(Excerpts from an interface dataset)
|---|

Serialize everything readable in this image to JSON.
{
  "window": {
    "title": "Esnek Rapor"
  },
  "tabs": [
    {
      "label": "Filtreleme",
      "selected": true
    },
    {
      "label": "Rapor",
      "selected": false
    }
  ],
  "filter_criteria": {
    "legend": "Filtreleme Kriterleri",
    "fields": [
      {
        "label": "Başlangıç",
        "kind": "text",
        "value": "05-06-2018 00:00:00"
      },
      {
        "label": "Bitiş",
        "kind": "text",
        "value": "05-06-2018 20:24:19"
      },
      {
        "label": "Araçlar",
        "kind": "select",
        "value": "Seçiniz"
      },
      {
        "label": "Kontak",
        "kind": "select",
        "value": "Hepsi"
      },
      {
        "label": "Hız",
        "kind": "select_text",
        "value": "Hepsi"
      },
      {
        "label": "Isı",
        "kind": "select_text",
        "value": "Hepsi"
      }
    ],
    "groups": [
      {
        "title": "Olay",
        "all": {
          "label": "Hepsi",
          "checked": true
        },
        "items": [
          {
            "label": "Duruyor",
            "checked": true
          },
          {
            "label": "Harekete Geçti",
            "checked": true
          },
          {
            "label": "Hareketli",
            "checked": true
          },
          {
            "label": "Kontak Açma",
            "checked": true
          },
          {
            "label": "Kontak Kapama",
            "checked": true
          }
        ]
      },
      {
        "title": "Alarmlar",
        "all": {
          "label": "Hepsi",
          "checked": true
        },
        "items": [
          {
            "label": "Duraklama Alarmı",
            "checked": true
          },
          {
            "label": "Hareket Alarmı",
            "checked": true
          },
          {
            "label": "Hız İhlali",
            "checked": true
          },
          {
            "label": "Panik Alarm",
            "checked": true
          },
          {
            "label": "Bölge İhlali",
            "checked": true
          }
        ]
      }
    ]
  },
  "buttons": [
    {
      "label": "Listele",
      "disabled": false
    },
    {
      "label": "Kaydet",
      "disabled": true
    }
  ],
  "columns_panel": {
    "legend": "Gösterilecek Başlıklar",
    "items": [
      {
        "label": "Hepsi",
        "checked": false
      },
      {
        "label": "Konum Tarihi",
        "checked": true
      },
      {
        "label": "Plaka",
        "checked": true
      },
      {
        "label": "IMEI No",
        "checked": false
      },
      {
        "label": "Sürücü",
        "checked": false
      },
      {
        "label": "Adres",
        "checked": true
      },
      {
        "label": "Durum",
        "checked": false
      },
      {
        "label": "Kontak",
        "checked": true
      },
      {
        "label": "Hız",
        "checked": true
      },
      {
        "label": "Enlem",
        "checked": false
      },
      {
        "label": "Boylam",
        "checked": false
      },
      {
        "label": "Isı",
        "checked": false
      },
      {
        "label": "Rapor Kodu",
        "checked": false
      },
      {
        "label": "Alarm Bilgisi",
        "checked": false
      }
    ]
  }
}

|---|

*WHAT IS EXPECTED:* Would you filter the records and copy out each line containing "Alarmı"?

*RESPONSE TO THIS EXERCISE:*
            "label": "Duraklama Alarmı",
            "label": "Hareket Alarmı",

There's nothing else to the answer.